Food additives are natural or artificial compounds that are added to the food for numerous reasons. Some of these reasons include: preventing spoilage, reducing the growth of harmful bacteria, thickening liquids, preventing liquids from separating, and adding consistent color. Food additives are overseen by the FDA and undergo extensive research. Current studies show that the benefits of many additives outweigh the potential harm.

Although these long names can be intimidating to the average person, they are not something to instantly fear. In fact, some parodies have been made on the internet around the dangers of “dihydrogen monoxide”, more commonly known as water. These parodies demonstrate the wide range of information available to consumers. This can become very frustrating for some people that are trying to maintain a healthy lifestyle because various sources often conflict in messages. Nutrition and food can become complicated due to different variables. The North Carolina Cooperative Extension, Lee County Center is here to help guide community members through these complex areas using evidence-based research, whether it is through nutrition programming or calling our office to ask your question directly.

Not all words that are difficult to pronounce on food labels should be feared because many have beneficial properties. To a similar degree, not all foods that can be easily read are full of health benefits. For example, sugar is an ingredient most people are familiar with. However, it is also one that is recommended to not be on the list of added ingredients because excess sugar intake is linked to an increased risk of diet-related chronic disease. So, next time you pull an item from your pantry, I challenge you to look at the ingredients list and to learn more about those ingredients. These lists are valuable because they allow one to make decisions around food holistically, based on what is important to them.

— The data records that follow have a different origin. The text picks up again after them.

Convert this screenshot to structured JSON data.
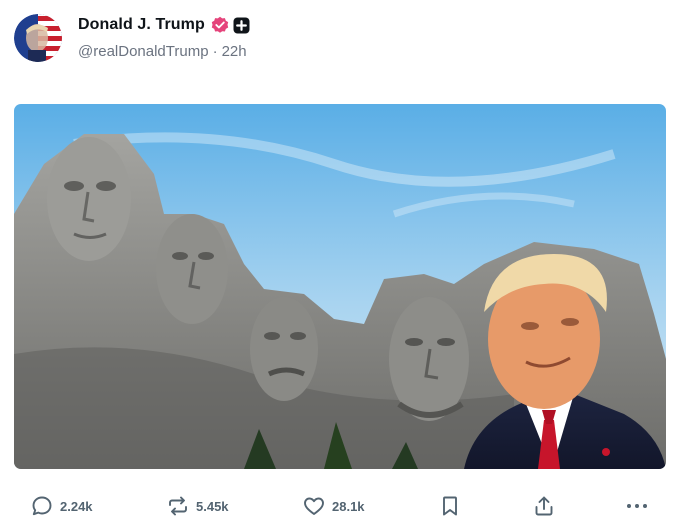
{
  "post": {
    "author": {
      "display_name": "Donald J. Trump",
      "handle": "@realDonaldTrump",
      "separator": "·",
      "time": "22h",
      "verified": true
    },
    "media": {
      "description_colors": {
        "sky": "#8fc6ea",
        "rock": "#8a8a86"
      }
    },
    "actions": {
      "reply_count": "2.24k",
      "repost_count": "5.45k",
      "like_count": "28.1k"
    }
  },
  "colors": {
    "verified_badge": "#e5447b",
    "icon": "#536471",
    "text_secondary": "#6b7380"
  }
}
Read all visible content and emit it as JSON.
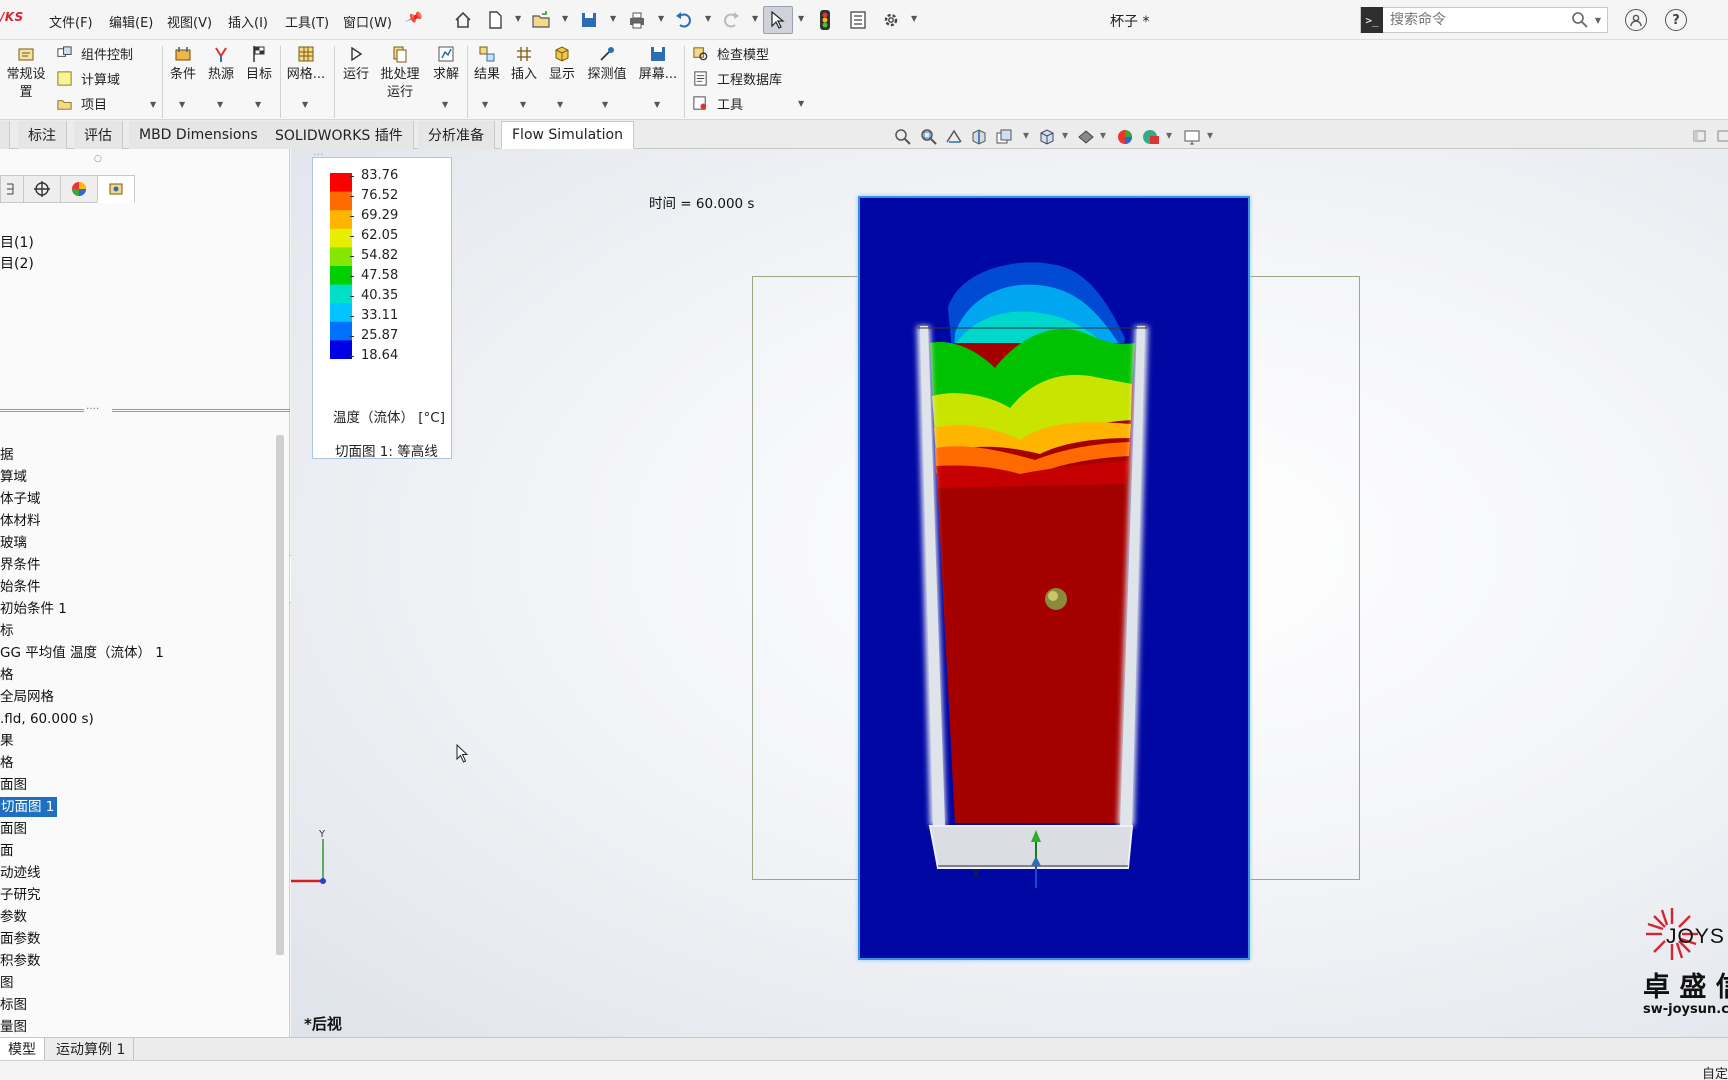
{
  "app": {
    "logo_text": "/KS",
    "document_title": "杯子 *"
  },
  "menu": [
    "文件(F)",
    "编辑(E)",
    "视图(V)",
    "插入(I)",
    "工具(T)",
    "窗口(W)"
  ],
  "search": {
    "placeholder": "搜索命令"
  },
  "ribbon": {
    "general_settings": "常规设\n置",
    "component_control": "组件控制",
    "computational_domain": "计算域",
    "project": "项目",
    "condition": "条件",
    "heat_source": "热源",
    "goal": "目标",
    "mesh": "网格...",
    "run": "运行",
    "batch_run": "批处理\n运行",
    "solve": "求解",
    "results": "结果",
    "insert": "插入",
    "display": "显示",
    "probe": "探测值",
    "screen": "屏幕...",
    "check_model": "检查模型",
    "engineering_db": "工程数据库",
    "tools": "工具"
  },
  "command_tabs": [
    {
      "label": "标注",
      "active": false
    },
    {
      "label": "评估",
      "active": false
    },
    {
      "label": "MBD Dimensions",
      "active": false
    },
    {
      "label": "SOLIDWORKS 插件",
      "active": false
    },
    {
      "label": "分析准备",
      "active": false
    },
    {
      "label": "Flow Simulation",
      "active": true
    }
  ],
  "left_pane": {
    "upper_items": [
      "目(1)",
      "目(2)"
    ],
    "tree": [
      "据",
      "算域",
      "体子域",
      "体材料",
      "玻璃",
      "界条件",
      "始条件",
      "初始条件 1",
      "标",
      "GG 平均值 温度（流体） 1",
      "格",
      "全局网格",
      ".fld, 60.000 s)",
      "果",
      "格",
      "面图",
      "切面图 1",
      "面图",
      "面",
      "动迹线",
      "子研究",
      "参数",
      "面参数",
      "积参数",
      "图",
      "标图",
      "量图"
    ],
    "selected_index": 16
  },
  "legend": {
    "values": [
      "83.76",
      "76.52",
      "69.29",
      "62.05",
      "54.82",
      "47.58",
      "40.35",
      "33.11",
      "25.87",
      "18.64"
    ],
    "colors": [
      "#ff0000",
      "#ff6a00",
      "#ffb400",
      "#e8ee00",
      "#86e600",
      "#00d000",
      "#00e0c8",
      "#00c4ff",
      "#0070ff",
      "#0000e6"
    ],
    "title": "温度（流体） [°C]",
    "plot_name": "切面图 1: 等高线"
  },
  "viewport": {
    "time_label": "时间 = 60.000 s",
    "view_name": "*后视",
    "triad_y": "Y",
    "triad_x": "X"
  },
  "watermark": {
    "brand": "JOYS",
    "cn": "卓 盛 信",
    "url": "sw-joysun.c"
  },
  "bottom_tabs": [
    {
      "label": "模型",
      "active": true
    },
    {
      "label": "运动算例 1",
      "active": false
    }
  ],
  "status": {
    "right": "自定"
  }
}
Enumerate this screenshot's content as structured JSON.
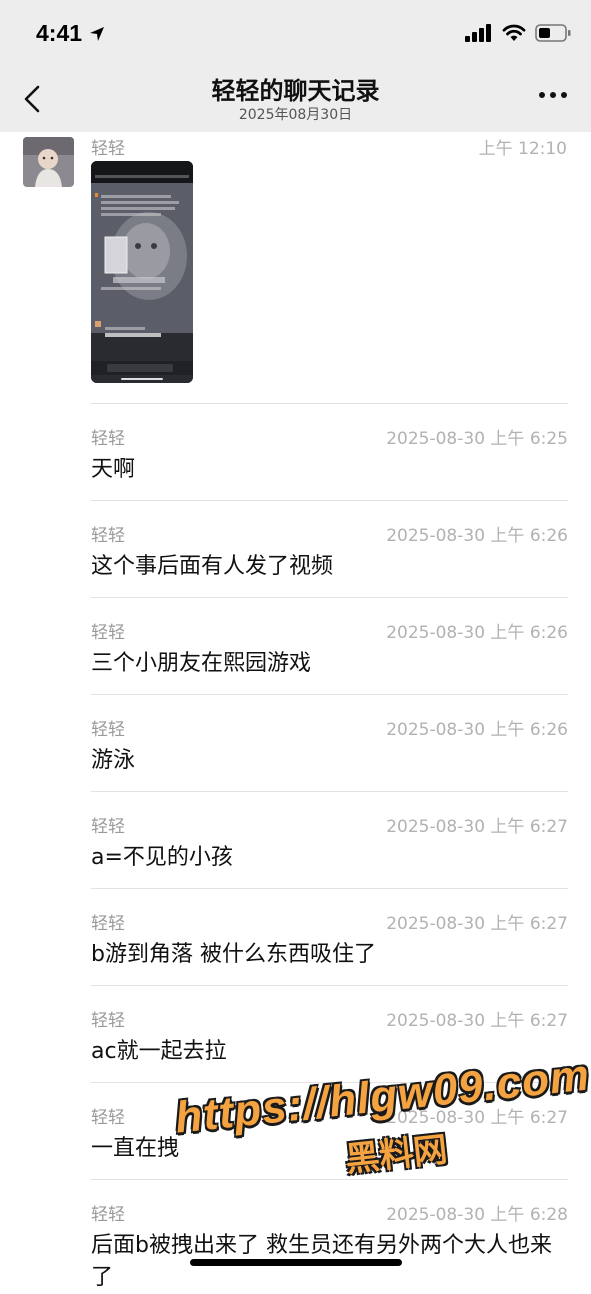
{
  "status": {
    "time": "4:41"
  },
  "header": {
    "title": "轻轻的聊天记录",
    "subtitle": "2025年08月30日"
  },
  "first_message": {
    "sender": "轻轻",
    "time": "上午 12:10",
    "content_type": "image"
  },
  "messages": [
    {
      "sender": "轻轻",
      "time": "2025-08-30 上午 6:25",
      "text": "天啊"
    },
    {
      "sender": "轻轻",
      "time": "2025-08-30 上午 6:26",
      "text": "这个事后面有人发了视频"
    },
    {
      "sender": "轻轻",
      "time": "2025-08-30 上午 6:26",
      "text": "三个小朋友在熙园游戏"
    },
    {
      "sender": "轻轻",
      "time": "2025-08-30 上午 6:26",
      "text": "游泳"
    },
    {
      "sender": "轻轻",
      "time": "2025-08-30 上午 6:27",
      "text": "a=不见的小孩"
    },
    {
      "sender": "轻轻",
      "time": "2025-08-30 上午 6:27",
      "text": "b游到角落 被什么东西吸住了"
    },
    {
      "sender": "轻轻",
      "time": "2025-08-30 上午 6:27",
      "text": "ac就一起去拉"
    },
    {
      "sender": "轻轻",
      "time": "2025-08-30 上午 6:27",
      "text": "一直在拽"
    },
    {
      "sender": "轻轻",
      "time": "2025-08-30 上午 6:28",
      "text": "后面b被拽出来了 救生员还有另外两个大人也来了"
    }
  ],
  "watermark": {
    "url": "https://hlgw09.com",
    "label": "黑料网"
  },
  "colors": {
    "header_bg": "#ededed",
    "name_gray": "#9a9a9a",
    "time_gray": "#b2b2b2",
    "watermark": "#f5a340"
  }
}
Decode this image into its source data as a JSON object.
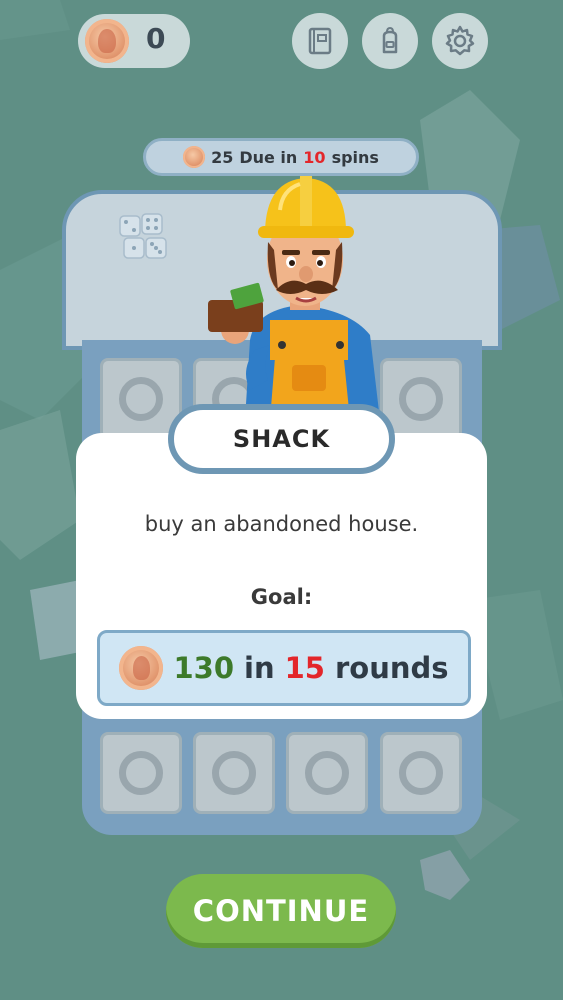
{
  "hud": {
    "coin_count": "0",
    "icons": [
      "coin-icon",
      "book-icon",
      "backpack-icon",
      "gear-icon"
    ]
  },
  "due": {
    "amount": "25",
    "text_mid": "Due in",
    "spins": "10",
    "text_end": "spins"
  },
  "dialog": {
    "title": "SHACK",
    "description": "buy an abandoned house.",
    "goal_label": "Goal:",
    "goal": {
      "amount": "130",
      "text_in": "in",
      "rounds": "15",
      "text_end": "rounds"
    }
  },
  "continue_label": "CONTINUE",
  "colors": {
    "background": "#5f8f85",
    "accent_blue": "#6e97b4",
    "button_green": "#7cb94d",
    "goal_amount": "#3d7a2a",
    "highlight_red": "#e3262a"
  }
}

North Carolina Cooperative Extension’s goal is to provide the residents of the community with research-based knowledge. For more information on food safety, wellness, and nutrition in Lee County please contact the Family and Consumer Sciences Agent, Alyssa Anderson, MS, RDN, LDN, at 919-775-5624.